[TASK ITEM] Each record is to be printed again precisely as it reads.

====

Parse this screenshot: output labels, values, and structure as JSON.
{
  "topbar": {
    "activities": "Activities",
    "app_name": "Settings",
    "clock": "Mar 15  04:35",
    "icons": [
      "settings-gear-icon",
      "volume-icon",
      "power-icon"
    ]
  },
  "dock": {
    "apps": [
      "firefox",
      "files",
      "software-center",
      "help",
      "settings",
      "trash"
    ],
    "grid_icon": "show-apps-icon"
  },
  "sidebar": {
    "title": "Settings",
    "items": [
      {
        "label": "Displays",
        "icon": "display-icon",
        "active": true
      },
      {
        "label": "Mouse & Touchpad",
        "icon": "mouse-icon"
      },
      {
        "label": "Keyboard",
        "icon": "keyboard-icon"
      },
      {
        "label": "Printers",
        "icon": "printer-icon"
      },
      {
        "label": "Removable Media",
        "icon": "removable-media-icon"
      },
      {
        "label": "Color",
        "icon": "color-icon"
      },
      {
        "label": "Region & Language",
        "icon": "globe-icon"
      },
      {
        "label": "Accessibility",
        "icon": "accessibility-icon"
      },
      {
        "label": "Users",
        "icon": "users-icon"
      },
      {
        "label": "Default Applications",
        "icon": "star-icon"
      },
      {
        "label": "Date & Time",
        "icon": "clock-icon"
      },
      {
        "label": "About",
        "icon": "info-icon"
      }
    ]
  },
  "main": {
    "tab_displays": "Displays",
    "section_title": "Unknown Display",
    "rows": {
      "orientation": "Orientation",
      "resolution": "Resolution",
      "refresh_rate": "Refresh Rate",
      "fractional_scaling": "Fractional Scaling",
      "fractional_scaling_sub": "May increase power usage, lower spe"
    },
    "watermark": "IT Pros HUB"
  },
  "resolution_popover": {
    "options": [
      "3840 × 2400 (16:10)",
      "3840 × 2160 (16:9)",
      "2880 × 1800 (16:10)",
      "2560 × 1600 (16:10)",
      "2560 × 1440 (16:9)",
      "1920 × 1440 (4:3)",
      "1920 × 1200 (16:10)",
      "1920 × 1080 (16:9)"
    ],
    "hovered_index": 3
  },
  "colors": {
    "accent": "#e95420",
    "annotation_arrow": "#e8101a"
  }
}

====

[RESPONSE TO THIS EXERCISE]
Parse this screenshot: output labels, values, and structure as JSON.
{
  "topbar": {
    "activities": "Activities",
    "app_name": "Settings",
    "clock": "Mar 15  04:35",
    "icons": [
      "settings-gear-icon",
      "volume-icon",
      "power-icon"
    ]
  },
  "dock": {
    "apps": [
      "firefox",
      "files",
      "software-center",
      "help",
      "settings",
      "trash"
    ],
    "grid_icon": "show-apps-icon"
  },
  "sidebar": {
    "title": "Settings",
    "items": [
      {
        "label": "Displays",
        "icon": "display-icon",
        "active": true
      },
      {
        "label": "Mouse & Touchpad",
        "icon": "mouse-icon"
      },
      {
        "label": "Keyboard",
        "icon": "keyboard-icon"
      },
      {
        "label": "Printers",
        "icon": "printer-icon"
      },
      {
        "label": "Removable Media",
        "icon": "removable-media-icon"
      },
      {
        "label": "Color",
        "icon": "color-icon"
      },
      {
        "label": "Region & Language",
        "icon": "globe-icon"
      },
      {
        "label": "Accessibility",
        "icon": "accessibility-icon"
      },
      {
        "label": "Users",
        "icon": "users-icon"
      },
      {
        "label": "Default Applications",
        "icon": "star-icon"
      },
      {
        "label": "Date & Time",
        "icon": "clock-icon"
      },
      {
        "label": "About",
        "icon": "info-icon"
      }
    ]
  },
  "main": {
    "tab_displays": "Displays",
    "section_title": "Unknown Display",
    "rows": {
      "orientation": "Orientation",
      "resolution": "Resolution",
      "refresh_rate": "Refresh Rate",
      "fractional_scaling": "Fractional Scaling",
      "fractional_scaling_sub": "May increase power usage, lower spe"
    },
    "watermark": "IT Pros HUB"
  },
  "resolution_popover": {
    "options": [
      "3840 × 2400 (16:10)",
      "3840 × 2160 (16:9)",
      "2880 × 1800 (16:10)",
      "2560 × 1600 (16:10)",
      "2560 × 1440 (16:9)",
      "1920 × 1440 (4:3)",
      "1920 × 1200 (16:10)",
      "1920 × 1080 (16:9)"
    ],
    "hovered_index": 3
  },
  "colors": {
    "accent": "#e95420",
    "annotation_arrow": "#e8101a"
  }
}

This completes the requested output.